WHAT IS EXPECTED —
Copy the data exactly; pictures stay out of the copy.

INPUT FOR THIS TASK —

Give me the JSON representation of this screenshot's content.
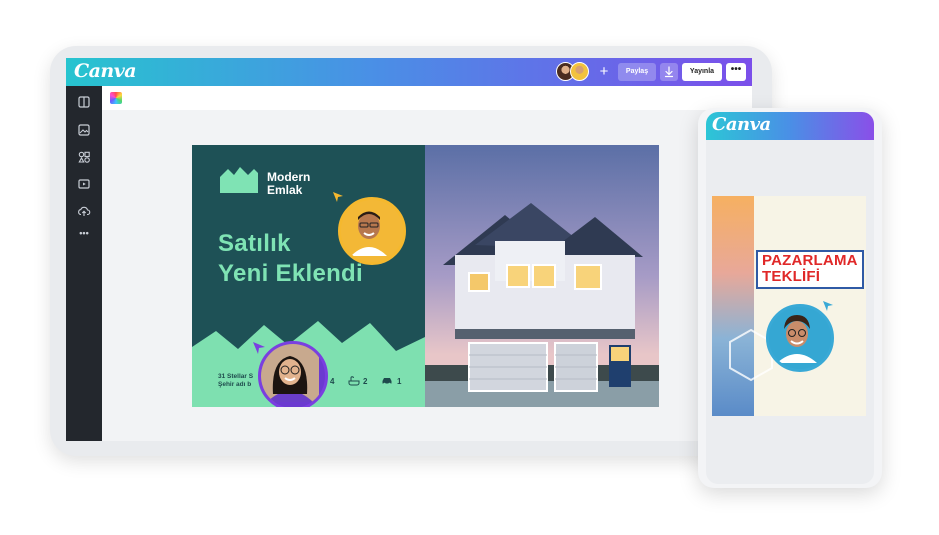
{
  "app": {
    "logo": "Canva",
    "share_label": "Paylaş",
    "publish_label": "Yayınla",
    "more_label": "•••",
    "add_collaborator_label": "+"
  },
  "sidebar": {
    "items": [
      "layout-icon",
      "photo-icon",
      "elements-icon",
      "video-icon",
      "upload-icon",
      "more-icon"
    ],
    "more_label": "•••"
  },
  "design": {
    "brand_line1": "Modern",
    "brand_line2": "Emlak",
    "headline_line1": "Satılık",
    "headline_line2": "Yeni Eklendi",
    "address_line1": "31 Stellar S",
    "address_line2": "Şehir adı b",
    "bedrooms": "4",
    "bathrooms": "2",
    "garage": "1",
    "colors": {
      "teal": "#1e5156",
      "mint": "#7fe3b4",
      "green_band": "#7ee0b0"
    }
  },
  "phone": {
    "logo": "Canva",
    "promo_line1": "PAZARLAMA",
    "promo_line2": "TEKLİFİ"
  },
  "colors": {
    "accent_start": "#27c4cf",
    "accent_end": "#7b4fea"
  }
}
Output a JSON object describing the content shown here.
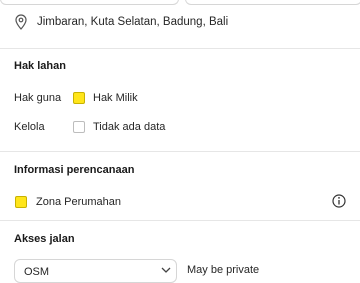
{
  "location": {
    "text": "Jimbaran, Kuta Selatan, Badung, Bali",
    "icon": "location-pin-icon"
  },
  "land_rights": {
    "title": "Hak lahan",
    "rows": [
      {
        "label": "Hak guna",
        "value": "Hak Milik",
        "checked": true
      },
      {
        "label": "Kelola",
        "value": "Tidak ada data",
        "checked": false
      }
    ]
  },
  "planning": {
    "title": "Informasi perencanaan",
    "zone_label": "Zona Perumahan",
    "zone_color": "#ffe51a",
    "info_icon": "info-icon"
  },
  "road_access": {
    "title": "Akses jalan",
    "select_value": "OSM",
    "note": "May be private"
  },
  "colors": {
    "accent_yellow": "#ffe51a",
    "divider": "#e6e6e6"
  }
}
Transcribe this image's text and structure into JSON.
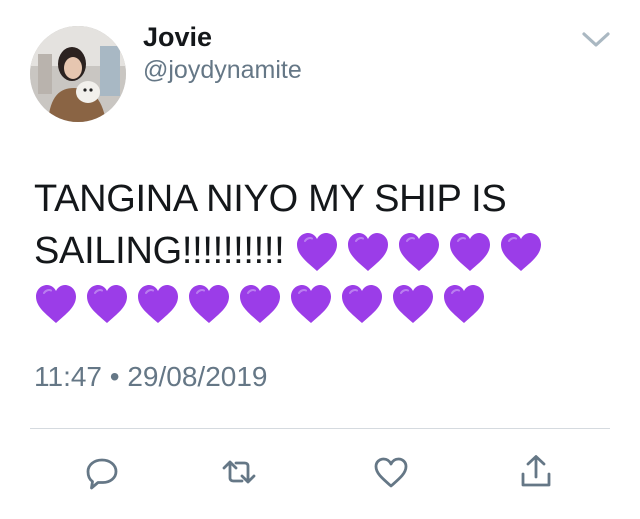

SOLUTION TO THIS TASK —
Give me the JSON representation of this screenshot's content.
{
  "app": {
    "logo": "Canva",
    "share_label": "Paylaş",
    "publish_label": "Yayınla",
    "more_label": "•••",
    "add_collaborator_label": "+"
  },
  "sidebar": {
    "items": [
      "layout-icon",
      "photo-icon",
      "elements-icon",
      "video-icon",
      "upload-icon",
      "more-icon"
    ],
    "more_label": "•••"
  },
  "design": {
    "brand_line1": "Modern",
    "brand_line2": "Emlak",
    "headline_line1": "Satılık",
    "headline_line2": "Yeni Eklendi",
    "address_line1": "31 Stellar S",
    "address_line2": "Şehir adı b",
    "bedrooms": "4",
    "bathrooms": "2",
    "garage": "1",
    "colors": {
      "teal": "#1e5156",
      "mint": "#7fe3b4",
      "green_band": "#7ee0b0"
    }
  },
  "phone": {
    "logo": "Canva",
    "promo_line1": "PAZARLAMA",
    "promo_line2": "TEKLİFİ"
  },
  "colors": {
    "accent_start": "#27c4cf",
    "accent_end": "#7b4fea"
  }
}
Output a JSON object describing the content shown here.
{
  "location": {
    "text": "Jimbaran, Kuta Selatan, Badung, Bali",
    "icon": "location-pin-icon"
  },
  "land_rights": {
    "title": "Hak lahan",
    "rows": [
      {
        "label": "Hak guna",
        "value": "Hak Milik",
        "checked": true
      },
      {
        "label": "Kelola",
        "value": "Tidak ada data",
        "checked": false
      }
    ]
  },
  "planning": {
    "title": "Informasi perencanaan",
    "zone_label": "Zona Perumahan",
    "zone_color": "#ffe51a",
    "info_icon": "info-icon"
  },
  "road_access": {
    "title": "Akses jalan",
    "select_value": "OSM",
    "note": "May be private"
  },
  "colors": {
    "accent_yellow": "#ffe51a",
    "divider": "#e6e6e6"
  }
}
Transcribe this image's text and structure into JSON.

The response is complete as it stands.